2) We can skip all tracking, and spin a fixed number of threads at initialization. This removes the complexity of locks and counts, and means the thread pool executor will work identically to the process pool executor (which also eagerly spawns resources). If we want this, this is ready to go in the second PR. 

I personally like option 1 because it feels closer to other languages I've worked in, but I'd like a bit more guidance from the reviewers before proceeding.
History
Date User Action Args
2018-04-24 22:32:23iunknwnsetmessages: + msg315715
2018-04-19 11:04:02inada.naokisetnosy: + inada.naoki
messages: + msg315485
2018-04-19 02:01:36iunknwnsetmessages: + msg315471
2018-04-19 01:59:20iunknwnsetpull_requests: + pull_request6224
2018-04-13 20:23:48pitrousetmessages: + msg315265
2018-04-13 20:18:33iunknwnsetmessages: + msg315264
2018-04-13 20:04:38pitrousetmessages: + msg315261
2018-04-13 19:36:55iunknwnsetmessages: + msg315260
2018-04-08 18:42:56pitrousetmessages: + msg315092
2018-04-08 18:33:07pitrousetmessages: + msg315091
2018-04-08 18:32:20pitrousetnosy: + tomMoral

messages: + msg315090
versions: + Python 3.8
2018-04-08 18:25:06ned.deilysetnosy: + bquinlan, pitrou
2018-04-05 22:45:50iunknwnsetmessages: + msg315007
components: + Library (Lib)
2018-04-05 22:30:25iunknwnsetnosy: + iunknwn
2018-04-04 21:38:00python-devsetkeywords: + patch
stage: patch review
pull_requests: + pull_request6087
2016-10-21 18:10:06dmacnetsetmessages: + msg279145
2016-10-21 17:54:16dmacnetsetnosy: + dmacnet
messages: + msg279144
2016-05-31 19:58:31josh.rsetnosy: + josh.r
messages: + msg266772
2016-05-30 20:09:36torstensetfiles: + many_threads.py
nosy: + torsten
messages: + msg266716

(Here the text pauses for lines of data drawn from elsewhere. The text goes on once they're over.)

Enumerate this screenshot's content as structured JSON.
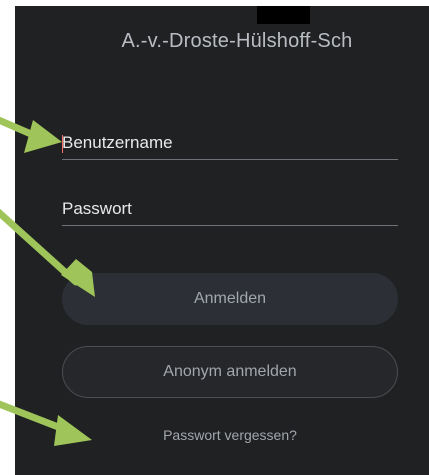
{
  "app": {
    "title": "A.-v.-Droste-Hülshoff-Sch"
  },
  "form": {
    "username_placeholder": "Benutzername",
    "password_placeholder": "Passwort",
    "login_label": "Anmelden",
    "anonymous_login_label": "Anonym anmelden",
    "forgot_password_label": "Passwort vergessen?"
  },
  "colors": {
    "background": "#202123",
    "annotation_arrow": "#9fc55a",
    "caret": "#ff6a6a"
  }
}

2015-08-17 20:09:44Matt Spitzsetmessages: + msg248749
2015-08-17 20:03:25Matt Spitzsettitle: ThreadPoolExceutor doesn't reuse threads until #threads == max_workers -> ThreadPoolExecutor doesn't reuse threads until #threads == max_workers
2015-08-17 14:59:00Matt Spitzcreate